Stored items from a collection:
━━━━━━━━━━━━━━━━━━━━

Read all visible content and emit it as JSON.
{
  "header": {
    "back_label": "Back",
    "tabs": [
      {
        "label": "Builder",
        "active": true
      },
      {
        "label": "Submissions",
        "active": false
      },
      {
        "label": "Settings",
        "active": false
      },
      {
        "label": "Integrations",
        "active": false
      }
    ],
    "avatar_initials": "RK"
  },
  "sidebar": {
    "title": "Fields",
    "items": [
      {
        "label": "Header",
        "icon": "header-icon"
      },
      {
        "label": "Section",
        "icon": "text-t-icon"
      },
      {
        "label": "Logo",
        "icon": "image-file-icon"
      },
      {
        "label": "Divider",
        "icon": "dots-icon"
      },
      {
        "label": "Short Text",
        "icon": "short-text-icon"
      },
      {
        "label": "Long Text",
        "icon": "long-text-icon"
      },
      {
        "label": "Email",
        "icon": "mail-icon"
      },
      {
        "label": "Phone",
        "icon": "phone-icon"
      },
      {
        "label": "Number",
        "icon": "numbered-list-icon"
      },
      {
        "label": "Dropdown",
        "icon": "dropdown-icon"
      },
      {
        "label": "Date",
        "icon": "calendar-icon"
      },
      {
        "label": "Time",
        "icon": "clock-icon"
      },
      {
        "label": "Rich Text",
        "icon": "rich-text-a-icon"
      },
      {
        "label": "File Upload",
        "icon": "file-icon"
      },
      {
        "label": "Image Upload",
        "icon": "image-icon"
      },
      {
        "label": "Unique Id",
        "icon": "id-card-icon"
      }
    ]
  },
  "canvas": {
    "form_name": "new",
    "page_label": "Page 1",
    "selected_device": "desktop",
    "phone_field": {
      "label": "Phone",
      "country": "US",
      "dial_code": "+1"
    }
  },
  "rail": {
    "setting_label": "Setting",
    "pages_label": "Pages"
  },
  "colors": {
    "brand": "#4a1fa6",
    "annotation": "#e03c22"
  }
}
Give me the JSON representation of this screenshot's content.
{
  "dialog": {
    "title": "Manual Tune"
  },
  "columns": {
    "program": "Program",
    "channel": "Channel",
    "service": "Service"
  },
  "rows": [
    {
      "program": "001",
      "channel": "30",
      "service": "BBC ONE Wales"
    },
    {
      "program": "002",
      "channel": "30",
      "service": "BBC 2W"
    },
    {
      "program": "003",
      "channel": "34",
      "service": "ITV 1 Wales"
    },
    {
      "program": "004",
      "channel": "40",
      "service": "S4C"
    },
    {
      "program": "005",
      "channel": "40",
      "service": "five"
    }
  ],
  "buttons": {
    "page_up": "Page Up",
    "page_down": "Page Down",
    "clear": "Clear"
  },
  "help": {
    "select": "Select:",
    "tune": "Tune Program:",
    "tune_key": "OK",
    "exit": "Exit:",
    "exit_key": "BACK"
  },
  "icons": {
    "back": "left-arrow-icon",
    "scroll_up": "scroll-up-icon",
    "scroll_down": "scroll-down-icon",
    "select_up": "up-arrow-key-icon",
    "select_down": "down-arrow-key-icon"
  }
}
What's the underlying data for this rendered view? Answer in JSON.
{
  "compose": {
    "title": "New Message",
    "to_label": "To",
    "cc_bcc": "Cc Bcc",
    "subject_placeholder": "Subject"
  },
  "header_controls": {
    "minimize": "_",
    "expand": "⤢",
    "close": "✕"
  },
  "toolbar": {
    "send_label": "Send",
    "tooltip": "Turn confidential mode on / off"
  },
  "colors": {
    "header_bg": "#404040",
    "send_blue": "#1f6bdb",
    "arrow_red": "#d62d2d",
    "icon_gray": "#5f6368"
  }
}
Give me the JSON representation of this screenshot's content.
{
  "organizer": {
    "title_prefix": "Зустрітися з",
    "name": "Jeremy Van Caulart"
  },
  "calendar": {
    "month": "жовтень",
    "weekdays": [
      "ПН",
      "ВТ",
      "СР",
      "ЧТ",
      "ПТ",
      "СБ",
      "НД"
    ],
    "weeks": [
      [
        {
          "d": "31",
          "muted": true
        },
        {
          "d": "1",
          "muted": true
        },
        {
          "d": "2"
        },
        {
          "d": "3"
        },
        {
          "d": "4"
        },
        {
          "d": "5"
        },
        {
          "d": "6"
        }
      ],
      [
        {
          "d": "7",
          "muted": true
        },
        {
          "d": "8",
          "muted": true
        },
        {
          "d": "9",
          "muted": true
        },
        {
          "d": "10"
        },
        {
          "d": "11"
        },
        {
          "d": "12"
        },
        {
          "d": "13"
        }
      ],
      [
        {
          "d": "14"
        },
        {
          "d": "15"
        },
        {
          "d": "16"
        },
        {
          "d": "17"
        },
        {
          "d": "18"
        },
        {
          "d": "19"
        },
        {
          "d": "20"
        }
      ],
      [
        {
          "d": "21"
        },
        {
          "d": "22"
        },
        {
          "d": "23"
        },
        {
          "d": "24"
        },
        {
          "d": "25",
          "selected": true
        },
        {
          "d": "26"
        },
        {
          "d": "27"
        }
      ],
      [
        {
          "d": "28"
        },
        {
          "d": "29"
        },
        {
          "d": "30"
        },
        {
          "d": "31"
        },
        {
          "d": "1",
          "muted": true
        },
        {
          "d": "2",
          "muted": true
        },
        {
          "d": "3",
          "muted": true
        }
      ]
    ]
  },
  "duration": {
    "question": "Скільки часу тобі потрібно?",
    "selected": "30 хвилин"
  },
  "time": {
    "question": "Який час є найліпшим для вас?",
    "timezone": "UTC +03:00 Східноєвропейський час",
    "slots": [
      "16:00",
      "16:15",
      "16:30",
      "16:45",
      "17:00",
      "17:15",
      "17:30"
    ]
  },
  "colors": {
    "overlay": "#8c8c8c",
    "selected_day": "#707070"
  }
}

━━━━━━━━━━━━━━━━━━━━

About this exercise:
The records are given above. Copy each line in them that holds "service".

Response to this exercise:
    "service": "Service"
      "service": "BBC ONE Wales"
      "service": "BBC 2W"
      "service": "ITV 1 Wales"
      "service": "S4C"
      "service": "five"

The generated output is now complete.